▸ **Task goal**
Write out the data again in full, exactly as it reads.

Records from a dataset
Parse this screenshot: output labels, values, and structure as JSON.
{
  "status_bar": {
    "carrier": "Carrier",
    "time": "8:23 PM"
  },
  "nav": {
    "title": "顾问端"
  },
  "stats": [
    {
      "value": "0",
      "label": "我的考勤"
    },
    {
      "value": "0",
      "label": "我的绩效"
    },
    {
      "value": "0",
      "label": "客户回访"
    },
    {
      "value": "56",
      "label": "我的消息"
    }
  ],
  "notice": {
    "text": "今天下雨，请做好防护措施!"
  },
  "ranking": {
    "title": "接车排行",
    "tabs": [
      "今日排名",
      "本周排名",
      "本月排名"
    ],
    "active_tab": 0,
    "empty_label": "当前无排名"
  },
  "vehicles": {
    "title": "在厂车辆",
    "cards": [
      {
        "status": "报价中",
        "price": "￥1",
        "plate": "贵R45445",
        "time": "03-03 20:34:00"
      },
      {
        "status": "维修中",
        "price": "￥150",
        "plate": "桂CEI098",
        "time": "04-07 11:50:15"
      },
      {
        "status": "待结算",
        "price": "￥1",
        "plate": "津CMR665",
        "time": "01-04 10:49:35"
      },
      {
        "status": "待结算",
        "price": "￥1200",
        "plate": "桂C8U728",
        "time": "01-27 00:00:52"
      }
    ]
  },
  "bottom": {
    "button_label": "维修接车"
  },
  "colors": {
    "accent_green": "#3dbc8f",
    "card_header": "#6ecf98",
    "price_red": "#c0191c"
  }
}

▸ **Result for this exercise**
Parse this screenshot: output labels, values, and structure as JSON.
{
  "status_bar": {
    "carrier": "Carrier",
    "time": "8:23 PM"
  },
  "nav": {
    "title": "顾问端"
  },
  "stats": [
    {
      "value": "0",
      "label": "我的考勤"
    },
    {
      "value": "0",
      "label": "我的绩效"
    },
    {
      "value": "0",
      "label": "客户回访"
    },
    {
      "value": "56",
      "label": "我的消息"
    }
  ],
  "notice": {
    "text": "今天下雨，请做好防护措施!"
  },
  "ranking": {
    "title": "接车排行",
    "tabs": [
      "今日排名",
      "本周排名",
      "本月排名"
    ],
    "active_tab": 0,
    "empty_label": "当前无排名"
  },
  "vehicles": {
    "title": "在厂车辆",
    "cards": [
      {
        "status": "报价中",
        "price": "￥1",
        "plate": "贵R45445",
        "time": "03-03 20:34:00"
      },
      {
        "status": "维修中",
        "price": "￥150",
        "plate": "桂CEI098",
        "time": "04-07 11:50:15"
      },
      {
        "status": "待结算",
        "price": "￥1",
        "plate": "津CMR665",
        "time": "01-04 10:49:35"
      },
      {
        "status": "待结算",
        "price": "￥1200",
        "plate": "桂C8U728",
        "time": "01-27 00:00:52"
      }
    ]
  },
  "bottom": {
    "button_label": "维修接车"
  },
  "colors": {
    "accent_green": "#3dbc8f",
    "card_header": "#6ecf98",
    "price_red": "#c0191c"
  }
}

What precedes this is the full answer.